Your assignment:
What is needed is every line of the data that includes the word "HCMOS". Please copy each one.
==== Input material
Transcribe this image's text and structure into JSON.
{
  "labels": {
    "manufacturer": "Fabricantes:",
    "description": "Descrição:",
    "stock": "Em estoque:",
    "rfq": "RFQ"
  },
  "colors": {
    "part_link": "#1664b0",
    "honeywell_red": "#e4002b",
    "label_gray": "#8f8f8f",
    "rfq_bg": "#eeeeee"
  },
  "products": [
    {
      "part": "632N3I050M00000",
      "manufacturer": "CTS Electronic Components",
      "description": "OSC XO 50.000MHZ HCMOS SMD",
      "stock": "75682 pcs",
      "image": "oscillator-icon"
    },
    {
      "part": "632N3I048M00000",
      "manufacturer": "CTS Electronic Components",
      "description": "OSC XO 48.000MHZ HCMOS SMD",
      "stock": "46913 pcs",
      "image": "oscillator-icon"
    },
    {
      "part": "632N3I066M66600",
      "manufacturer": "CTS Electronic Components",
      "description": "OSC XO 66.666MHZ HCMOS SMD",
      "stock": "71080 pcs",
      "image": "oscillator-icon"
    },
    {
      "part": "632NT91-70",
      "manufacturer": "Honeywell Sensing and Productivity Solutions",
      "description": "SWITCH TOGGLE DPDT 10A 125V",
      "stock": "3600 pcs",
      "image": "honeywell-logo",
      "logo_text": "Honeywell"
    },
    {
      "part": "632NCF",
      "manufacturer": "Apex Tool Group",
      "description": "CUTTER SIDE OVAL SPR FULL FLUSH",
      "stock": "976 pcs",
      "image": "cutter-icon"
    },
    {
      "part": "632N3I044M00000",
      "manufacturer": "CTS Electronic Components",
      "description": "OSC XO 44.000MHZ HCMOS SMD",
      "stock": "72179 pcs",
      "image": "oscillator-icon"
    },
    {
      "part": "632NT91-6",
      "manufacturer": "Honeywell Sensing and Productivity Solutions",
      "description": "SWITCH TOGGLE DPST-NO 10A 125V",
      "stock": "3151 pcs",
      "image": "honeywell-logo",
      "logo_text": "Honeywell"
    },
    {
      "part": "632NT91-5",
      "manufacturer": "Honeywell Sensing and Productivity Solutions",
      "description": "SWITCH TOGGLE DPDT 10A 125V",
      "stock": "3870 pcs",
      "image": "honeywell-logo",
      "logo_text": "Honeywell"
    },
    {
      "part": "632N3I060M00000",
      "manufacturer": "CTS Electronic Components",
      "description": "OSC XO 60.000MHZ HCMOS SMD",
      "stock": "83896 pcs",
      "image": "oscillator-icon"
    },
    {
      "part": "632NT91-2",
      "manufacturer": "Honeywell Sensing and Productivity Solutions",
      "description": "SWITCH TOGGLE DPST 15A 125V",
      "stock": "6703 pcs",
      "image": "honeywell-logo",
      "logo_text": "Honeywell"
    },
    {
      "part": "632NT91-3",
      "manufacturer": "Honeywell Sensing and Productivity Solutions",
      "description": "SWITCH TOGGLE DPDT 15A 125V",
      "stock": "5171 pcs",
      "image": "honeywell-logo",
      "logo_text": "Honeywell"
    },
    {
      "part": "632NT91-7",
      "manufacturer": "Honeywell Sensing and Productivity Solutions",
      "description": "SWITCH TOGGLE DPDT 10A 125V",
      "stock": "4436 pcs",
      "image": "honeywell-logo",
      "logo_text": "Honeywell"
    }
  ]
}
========
Solution for this task:
      "description": "OSC XO 50.000MHZ HCMOS SMD",
      "description": "OSC XO 48.000MHZ HCMOS SMD",
      "description": "OSC XO 66.666MHZ HCMOS SMD",
      "description": "OSC XO 44.000MHZ HCMOS SMD",
      "description": "OSC XO 60.000MHZ HCMOS SMD",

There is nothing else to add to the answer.